We identify Africans as Black for two reasons:
1. Black describes the combination of our race and Ethnicity. Race is a collection of genotypical and phenotypical traits that define a person’s features, while ethnicity describes the culture from which a person comes.
2. By describing the Pan-African Diaspora as Black, we seek to unify the identity of a people that has been destroyed by white supremacy. When whites and other groups invaded Africa, those groups replaced indigenous cultures with their white, Arab, and Asian cultures. This destroyed the ethnic identity of the groups that lived there. And our Ancestors who left or were removed from the Continent found themselves behind foreign borders. Their nationalities had been changed to French, American, and other alien political identities.

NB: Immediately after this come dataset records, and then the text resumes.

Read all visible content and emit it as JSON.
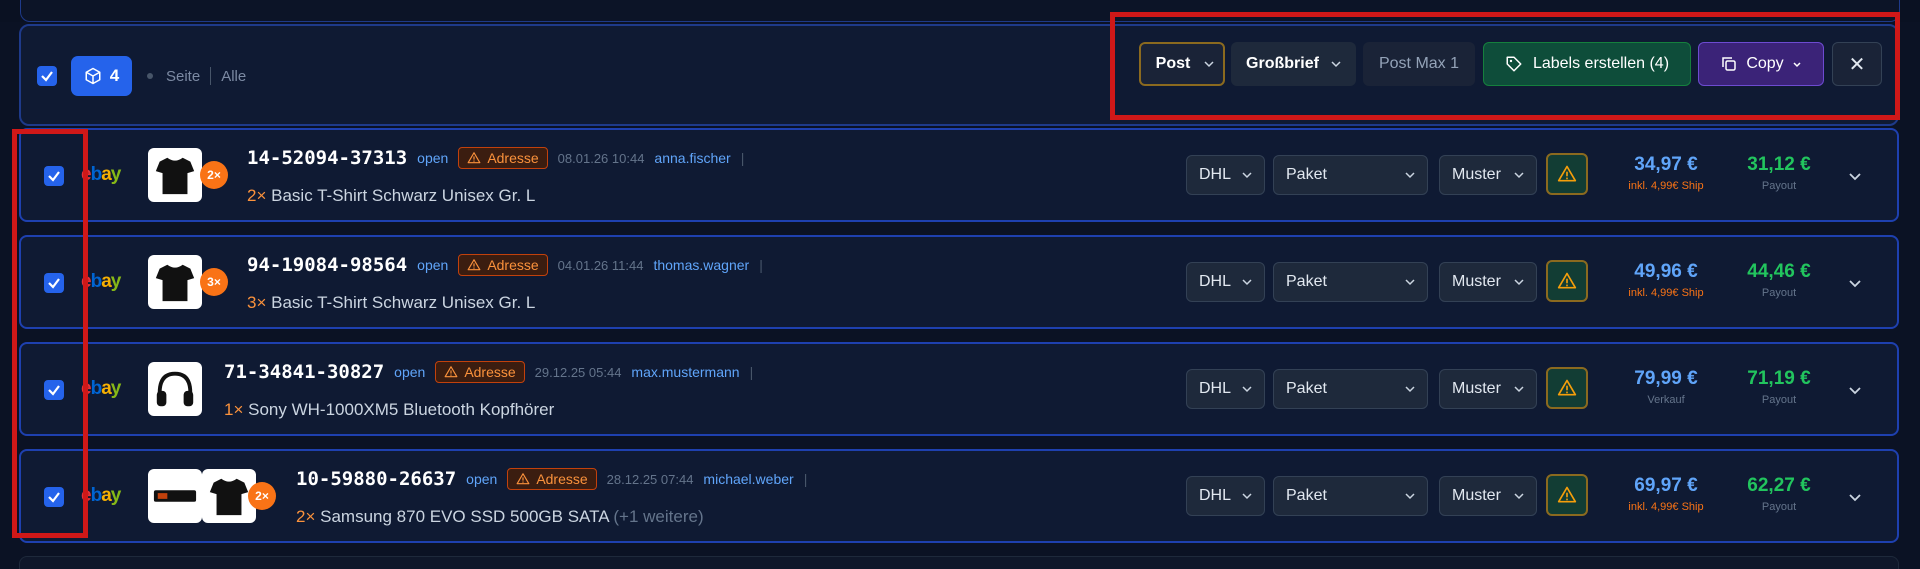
{
  "bulkbar": {
    "count": "4",
    "scope_page": "Seite",
    "scope_all": "Alle",
    "carrier_select": "Post",
    "format_select": "Großbrief",
    "product_button": "Post Max 1",
    "labels_button": "Labels erstellen (4)",
    "copy_button": "Copy",
    "close_button": "✕"
  },
  "colors": {
    "accent": "#2563eb",
    "highlight_box": "#d01818",
    "payout": "#22c55e",
    "price": "#60a5fa",
    "warning": "#fb923c"
  },
  "orders": [
    {
      "marketplace": "ebay",
      "order_number": "14-52094-37313",
      "status": "open",
      "warning": "Adresse",
      "date": "08.01.26 10:44",
      "user": "anna.fischer",
      "qty_badge": "2×",
      "qty_prefix": "2×",
      "product": "Basic T-Shirt Schwarz Unisex Gr. L",
      "more": "",
      "carrier": "DHL",
      "package_type": "Paket",
      "template": "Muster",
      "price": "34,97 €",
      "price_sub": "inkl. 4,99€ Ship",
      "payout": "31,12 €",
      "payout_label": "Payout",
      "thumbs": [
        "tshirt-icon"
      ]
    },
    {
      "marketplace": "ebay",
      "order_number": "94-19084-98564",
      "status": "open",
      "warning": "Adresse",
      "date": "04.01.26 11:44",
      "user": "thomas.wagner",
      "qty_badge": "3×",
      "qty_prefix": "3×",
      "product": "Basic T-Shirt Schwarz Unisex Gr. L",
      "more": "",
      "carrier": "DHL",
      "package_type": "Paket",
      "template": "Muster",
      "price": "49,96 €",
      "price_sub": "inkl. 4,99€ Ship",
      "payout": "44,46 €",
      "payout_label": "Payout",
      "thumbs": [
        "tshirt-icon"
      ]
    },
    {
      "marketplace": "ebay",
      "order_number": "71-34841-30827",
      "status": "open",
      "warning": "Adresse",
      "date": "29.12.25 05:44",
      "user": "max.mustermann",
      "qty_badge": "",
      "qty_prefix": "1×",
      "product": "Sony WH-1000XM5 Bluetooth Kopfhörer",
      "more": "",
      "carrier": "DHL",
      "package_type": "Paket",
      "template": "Muster",
      "price": "79,99 €",
      "price_sub": "Verkauf",
      "payout": "71,19 €",
      "payout_label": "Payout",
      "thumbs": [
        "headphones-icon"
      ]
    },
    {
      "marketplace": "ebay",
      "order_number": "10-59880-26637",
      "status": "open",
      "warning": "Adresse",
      "date": "28.12.25 07:44",
      "user": "michael.weber",
      "qty_badge": "2×",
      "qty_prefix": "2×",
      "product": "Samsung 870 EVO SSD 500GB SATA",
      "more": "(+1 weitere)",
      "carrier": "DHL",
      "package_type": "Paket",
      "template": "Muster",
      "price": "69,97 €",
      "price_sub": "inkl. 4,99€ Ship",
      "payout": "62,27 €",
      "payout_label": "Payout",
      "thumbs": [
        "ssd-icon",
        "tshirt-icon"
      ]
    }
  ]
}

Because of what alien groups have done to African race, ethnicities, and nationalities, there has been confusion over what to call ourselves. Collectively, we proudly call ourselves Black to reclaim what was lost and repair what was broken.
Why would we NOT describe ourselves Black? It depends on the context of the conversation. For instance, using legal terms to describe someone as Black removes personhood and is considered inappropriate. However, this instance is not to be confused with social or colloquial circumstances where the term is both widely and proudly accepted.